Appearances Quotes in Henry IV Part 1
…thou mak’st me sad and mak’st me sin
In envy that my Lord Northumberland
Should be the father to so blest a son—
A son who is the theme of honour’s tongue,
Amongst a grove the very straightest plant,
Who is sweet Fortune’s minion and her pride—
Whilst I, by looking on the praise of him
See riot and dishnor stain the brow
Of my young Harry. O, that it could be proved
That some night-tripping fairy had exchanged
In cradle clothes our children where they lay,
And called mine Percy, his Plantagenet!
So, when this loose behavior I throw off
And pay the debt I never promised,
By how much better than my word I am,
By so much shall I falsify men’s hopes;
And like bright metal on a sullen ground,
My reformation, glittering o’er my fault,
Shall show more goodly and attract more eyes
Than that which hath no foil to set it off.
I’ll so offend to make offence a skill,
Redeeming time when men think least I will.
Thy spirit within thee hath been so at war,
And thus hath so bestirr’d thee in thy sleep,
That beads of sweat have stood upon thy brow,
Like bubbles in a late-disturbed stream;
And in thy face strange motions have appear’d
Such as we see when men restrain their breath
On some great sudden hest. O, what portents are these?
Some heavy business hath my lord in hand,
And I must know it, else he loves me not.
Why, hear ye, my masters: Was it for me to kill the heir-apparent? should I turn upon the true Prince? why, thou knowest I am as valiant as Hercules: but beware instinct; the lion will not touch the true Prince. Instinct is a great matter; I was now a coward on instinct. I shall think the better of myself and thee during my life; I for a valiant lion, and thou for a true prince.
…at my nativity
The front of heaven was full of fiery shapes,
Of burning cressets; ay, and at my birth
The frame and huge foundation of the Earth
Shaked like a coward.
These things, indeed, you have articulate,
Proclaim’d at market-crosses, read in churches,
To face the garment of rebellion

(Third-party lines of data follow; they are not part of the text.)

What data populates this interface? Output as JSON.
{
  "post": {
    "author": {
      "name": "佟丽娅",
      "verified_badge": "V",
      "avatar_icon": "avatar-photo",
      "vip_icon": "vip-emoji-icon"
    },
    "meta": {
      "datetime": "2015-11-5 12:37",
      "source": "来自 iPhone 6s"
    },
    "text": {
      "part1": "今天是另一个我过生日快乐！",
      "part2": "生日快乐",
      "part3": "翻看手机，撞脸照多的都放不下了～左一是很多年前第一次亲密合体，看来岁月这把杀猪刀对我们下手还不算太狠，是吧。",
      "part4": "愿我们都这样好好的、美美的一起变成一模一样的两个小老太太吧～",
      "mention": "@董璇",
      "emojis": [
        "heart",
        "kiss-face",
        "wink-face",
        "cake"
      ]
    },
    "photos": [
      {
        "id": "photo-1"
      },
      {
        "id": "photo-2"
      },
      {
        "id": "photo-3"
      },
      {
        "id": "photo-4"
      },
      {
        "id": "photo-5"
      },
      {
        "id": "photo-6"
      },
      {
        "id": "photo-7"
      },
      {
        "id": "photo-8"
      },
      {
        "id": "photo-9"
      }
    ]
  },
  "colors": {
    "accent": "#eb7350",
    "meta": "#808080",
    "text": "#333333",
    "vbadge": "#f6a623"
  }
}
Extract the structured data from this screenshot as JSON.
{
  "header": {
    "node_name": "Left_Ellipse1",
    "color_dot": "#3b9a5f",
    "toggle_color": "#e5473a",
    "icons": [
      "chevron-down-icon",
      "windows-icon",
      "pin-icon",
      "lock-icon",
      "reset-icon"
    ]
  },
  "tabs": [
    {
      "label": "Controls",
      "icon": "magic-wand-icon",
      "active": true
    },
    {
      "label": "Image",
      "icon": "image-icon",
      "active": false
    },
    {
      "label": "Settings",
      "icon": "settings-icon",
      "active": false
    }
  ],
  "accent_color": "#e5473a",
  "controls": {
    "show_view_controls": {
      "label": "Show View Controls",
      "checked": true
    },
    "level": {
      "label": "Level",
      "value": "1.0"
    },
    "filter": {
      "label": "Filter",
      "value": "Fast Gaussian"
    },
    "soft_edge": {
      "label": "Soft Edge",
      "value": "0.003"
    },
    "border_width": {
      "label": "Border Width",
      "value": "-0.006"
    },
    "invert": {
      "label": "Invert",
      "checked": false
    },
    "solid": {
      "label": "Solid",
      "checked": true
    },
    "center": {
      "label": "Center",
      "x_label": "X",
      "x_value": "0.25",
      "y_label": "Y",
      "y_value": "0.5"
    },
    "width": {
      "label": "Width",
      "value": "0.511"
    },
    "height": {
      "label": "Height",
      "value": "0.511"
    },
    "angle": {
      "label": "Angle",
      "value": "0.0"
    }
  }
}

With some fine colour that may please the eye
Of fickle changelings and poor discontents,
Which gape and rub the elbow at the news
Of hurly-burly innovation:
And never yet did insurrection want
Such water-colours to impaint his cause
It is not possible, it cannot be,
The King should keep his word in loving us;
He will suspect us still, and find a time
To punish this offence in other faults:
Suspicion all our lives shall be stuck full of eyes…
Look how we can, or sad or merrily,
Interpretation will misquote our looks…
Therefore, good cousin, let not Harry know,
In any case, the offer of the King.